Figgy pudding is an English dessert recipe that was developed in the fifteenth century and was a popular Christmas menu item. The name is misleading though as figgy pudding may or may NOT contain figs and was often times made with carrots instead. Several variations of the ancient recipe exist but a common element is the steaming method used to cook it. Typically, the batter would be put into a cast-iron kettle that was then placed inside a bigger kettle with a cushion of water between the two (think bain-marie). Then, both kettles were covered tightly with a cloth soaked in creme and placed over a low fire to cook. The cloth would have to be splashed with creme at regular intervals to avoid scorching and the fire would have to be just hot enough to not burn the bottom of the mixture. After three hours or so the kettle would be removed and allowed to cool and would usually be served in a bowl and sprinkled with cinnamon and/or nutmeg. Almost like a medieval bread pudding…
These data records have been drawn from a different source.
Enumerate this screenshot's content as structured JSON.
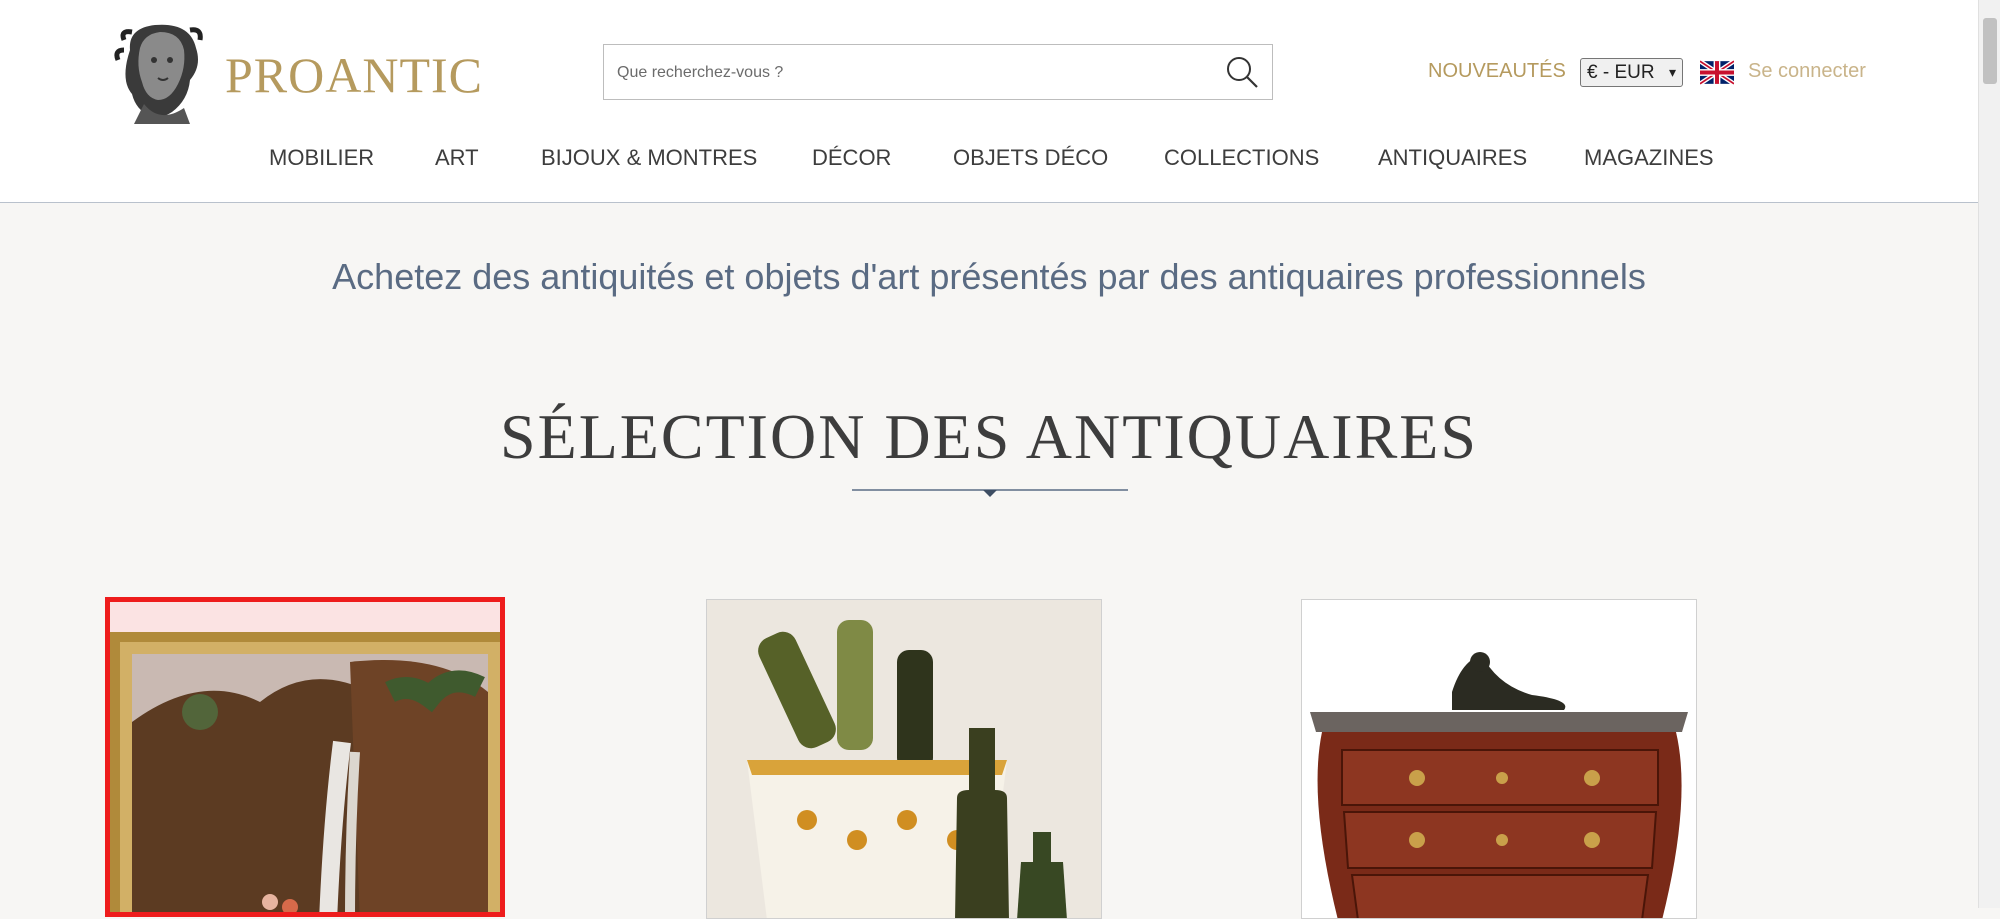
{
  "brand": {
    "name": "PROANTIC",
    "logo_icon": "sculpted-bust-icon"
  },
  "search": {
    "placeholder": "Que recherchez-vous ?",
    "icon": "search-icon"
  },
  "header_links": {
    "news": "NOUVEAUTÉS",
    "login": "Se connecter"
  },
  "currency": {
    "selected": "€ - EUR",
    "icon": "chevron-down-icon"
  },
  "language": {
    "icon": "uk-flag-icon"
  },
  "nav": {
    "items": [
      {
        "label": "MOBILIER"
      },
      {
        "label": "ART"
      },
      {
        "label": "BIJOUX & MONTRES"
      },
      {
        "label": "DÉCOR"
      },
      {
        "label": "OBJETS DÉCO"
      },
      {
        "label": "COLLECTIONS"
      },
      {
        "label": "ANTIQUAIRES"
      },
      {
        "label": "MAGAZINES"
      }
    ]
  },
  "hero": {
    "tagline": "Achetez des antiquités et objets d'art présentés par des antiquaires professionnels"
  },
  "section": {
    "title": "SÉLECTION DES ANTIQUAIRES"
  },
  "products": [
    {
      "image": "framed-waterfall-landscape-painting",
      "selected": true
    },
    {
      "image": "faience-wine-cooler-with-glass-bottles",
      "selected": false
    },
    {
      "image": "louis-xv-marble-top-commode-with-bronze-figure",
      "selected": false
    }
  ],
  "colors": {
    "accent_gold": "#b59a5e",
    "tagline_blue": "#5a6b83",
    "selection_red": "#ee1c1c"
  }
}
On my quest of figgy pudding enlightenment, I ran across tons of recipes that tried to stay true to the original cooking technique but seeing that I have niether a pot-au-fue kettle or a fire-pit in my kitchen, I decided to tweak the recipe a bit and make it more approachable for today’s home cook. I DID stay true to the ingredients (though suet is not the easiest thing to find). So now that the mystery of figgy pudding is solved, here’s an easy adaptation for you to try this Christmas. Cooking time is still a bit long so you may want to make it a day in advance but mine turned out pretty tasty actually…
Christmas Figgy Pudding
- ½ cup salted butter or suet (kidney fat)
- 1 cup molasses
- 6 whole eggs
- 2 cups finely minced sugar figs
- 1 cup crème fraiche or buttermilk
- ½ cup chopped walnuts
- ¼ cup pureed carrots
- 3 cups sifted flour
- ½ tsp baking soda
- 1 tsp lemon zest
- ¼ tsp cinnamon
- ¼ tsp nutmeg
In a large mixing bowl, beat the eggs and crème fraiche (or buttermilk) together until fully incorporated. Beat in the butter (or suet), carrot puree, walnuts, figs, cinnamon, nutmeg and lemon zest. In a separate bowl, sift the flour and baking soda together. Fold the flour mixture into the egg mixture and mix until fully incorporated. Fold in the molasses taking care not to over-mix (you want the molasses to be “marbled” through the batter). Spoon the mixture into a greased and floured 7” x 11” glass baking dish. Place the dish into a 9” x 13” glass baking dish and fill the space between the two pans almost to the top with cold water. Tightly wrap the entire set-up with tented heavy-duty foil and cook on the top rack of a 225 degree oven for about 1 ½ hour. Allow to cool and serve.